“I . . . didn’t think . . . catch up . . . win!”
The gist of it was clear enough—we had a chance. We’d caught up, and everyone on the bleachers was just as anxious as the players. Night had fallen upon us so fast that everything outside of the field was dark, non-existent. Kind of like everything was beyond the finite views that surrounded us due to the mountain peaks and hills in every direction.
I loved it here.
Alpen Springs was fresh air and freedom.
I inhaled and caught a whiff of marijuana.
Regretting the disturbance of said fresh air, I covered my nose with the sleeves of my hoodie. The no-smoking rule became muddied at night, because with a crowd like this, it would be impossible to find the culprit.
As everyone grew quiet, I glanced at the scoreboard.
With one minute and forty seconds remaining in the game, we were only down by one point.
I bit my lip as the line of scrimmage formed at the thirty-five-yard line in the Hollis territory, Alpen Springs North on the offense.
Our quarterback got the ball and shuffled to the side before hurling the football to James. He caught it and took off running as a chant broke out behind me, around me.
“Lawrence, Lawrence, Lawrence!”
My eyes followed James as he ran, did a three-sixty-degree turn, escaping two of the defenses from the other team who stumbled trying to tackle him. Then he was a lone figure running down the field and straight into the end zone for a sixty-five-yard touchdown.
Jumping out of my seat, I screamed, “Yes! Oh my God!” Barely able to hear myself as the crowd went wild.
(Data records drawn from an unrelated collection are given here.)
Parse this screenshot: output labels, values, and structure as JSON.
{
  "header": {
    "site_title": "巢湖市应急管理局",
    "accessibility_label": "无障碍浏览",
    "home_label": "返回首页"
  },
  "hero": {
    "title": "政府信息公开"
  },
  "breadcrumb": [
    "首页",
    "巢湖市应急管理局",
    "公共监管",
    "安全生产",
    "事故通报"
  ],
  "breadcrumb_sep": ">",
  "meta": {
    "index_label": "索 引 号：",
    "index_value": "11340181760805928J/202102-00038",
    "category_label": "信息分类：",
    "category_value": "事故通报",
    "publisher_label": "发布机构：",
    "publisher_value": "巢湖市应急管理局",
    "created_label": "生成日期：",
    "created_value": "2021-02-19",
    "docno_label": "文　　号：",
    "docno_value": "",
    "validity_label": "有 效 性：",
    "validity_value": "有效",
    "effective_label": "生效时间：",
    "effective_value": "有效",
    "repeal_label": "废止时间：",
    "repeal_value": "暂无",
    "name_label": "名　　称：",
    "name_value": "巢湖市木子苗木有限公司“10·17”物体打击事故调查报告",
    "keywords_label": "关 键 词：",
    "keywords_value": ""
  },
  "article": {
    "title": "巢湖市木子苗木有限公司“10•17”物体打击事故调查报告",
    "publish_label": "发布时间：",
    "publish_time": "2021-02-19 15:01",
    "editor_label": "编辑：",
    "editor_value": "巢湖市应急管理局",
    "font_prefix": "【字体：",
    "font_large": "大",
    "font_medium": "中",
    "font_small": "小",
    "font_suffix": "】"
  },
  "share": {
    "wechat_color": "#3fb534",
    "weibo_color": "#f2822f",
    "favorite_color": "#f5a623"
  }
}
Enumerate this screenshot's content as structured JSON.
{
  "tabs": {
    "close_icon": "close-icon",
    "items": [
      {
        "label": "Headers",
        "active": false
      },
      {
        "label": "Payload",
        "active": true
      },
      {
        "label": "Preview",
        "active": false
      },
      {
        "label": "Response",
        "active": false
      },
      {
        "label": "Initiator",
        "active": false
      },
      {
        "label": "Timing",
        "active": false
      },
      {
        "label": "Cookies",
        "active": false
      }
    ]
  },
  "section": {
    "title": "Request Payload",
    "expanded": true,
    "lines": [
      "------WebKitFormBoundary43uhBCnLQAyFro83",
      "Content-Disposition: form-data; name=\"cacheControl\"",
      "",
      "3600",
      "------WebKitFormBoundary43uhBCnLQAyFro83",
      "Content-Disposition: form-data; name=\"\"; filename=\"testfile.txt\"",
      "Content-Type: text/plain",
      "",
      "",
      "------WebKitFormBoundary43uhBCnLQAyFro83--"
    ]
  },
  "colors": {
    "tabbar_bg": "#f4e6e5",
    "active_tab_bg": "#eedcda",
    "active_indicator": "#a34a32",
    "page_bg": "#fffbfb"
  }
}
That was exactly how long the excitement lasted, because in the next second . . . my life would change forever.